I’m sorry, we’re perhaps not doing a great job explaining the terminology. There are many terms that people tend to use interchangeably for more or less the same thing. E.g. “agent”, “identity container”, “personal cloud”, “personal information management system”, “personal data store”, etc.
As has been discussed also on other threads in this forum, we don’t want to store personal data on the ledger (unless you want it to be completely public). Therefore you need a place where you can store it. A place that you own and control. This place can be described using terms such as the ones above (e.g. “a Sovrin agent that holds your identity container”). Perhaps you have suggestions for terminology to describe this concept?
We also have a Sovrin Glossary that explains the key terms we are using.

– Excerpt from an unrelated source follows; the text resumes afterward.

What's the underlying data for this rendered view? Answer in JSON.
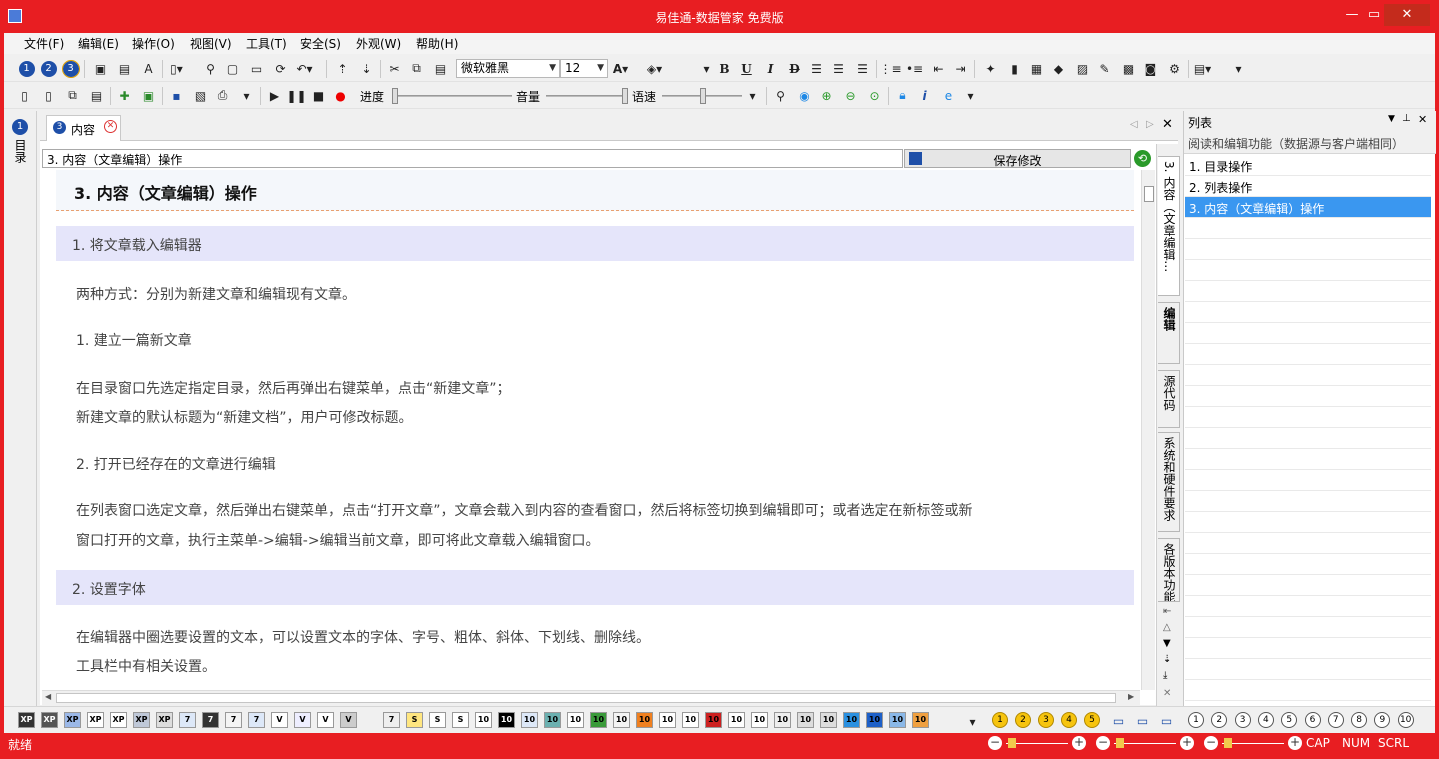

And you need a data format and technology that connects all the pieces, i.e. the ledger, the agents, client applications, services, etc. This is where we think XDI can fit in.
Now let me try to provide a few examples:
Decentralized address book: This could be a useful application that allows me and you to connect and then always stay up-to-date on our current contact information. If my phone number changes, you receive a notification on your app screen. In this example, our identifiers, cryptographic keys, and some other information are stored on the ledger. Our private data (address, phone number) is NOT stored on the ledger, they are stored in your “identity container”. Your “Sovrin agent” does the following: It enforces link contracts, i.e. it only allows access to my phone number and address to the people I want to share them with. And it sends out a notification to you when some of my data changes. The data is exchanged between my agent and your agent, it does not touch the ledger.
Sharing data with a business on the web: You interact with a website online, and the website asks you for some information (e.g. credit card, or a proof that you are over 21y). Using the same mechanisms as in example #1, you can share personal data with the website. Again, only your identifiers and cryptographic information are stored on the ledger, but the actual data connection and sharing is handled by your Sovrin agent and by the link contracts.
Receiving data: In several countries, there are movements to “give data back to the user”. E.g. a bank or government may hold certain records about you, and offers to return this data to you, so that it then truly belongs to you in a self-sovereign way. In this scenario, your Sovrin agent helps to set up a connection from the bank/government to your identity container, and a link contract allows them to send you data that belongs to you. Again, the Sovrin ledger doesn’t see any of this data, it only contains the identifiers and keys that make it possible for the Sovrin agent and client applications to set up link contracts and send/receive data.
Hope these examples help a bit. One of the strengths of Sovrin is that all of the above happens in a very privacy preserving way, using things such as pairwise identifiers, anonymous credentials, etc. This is all described in more detail in the Sovrin whitepapers.
Please keep questions/comments coming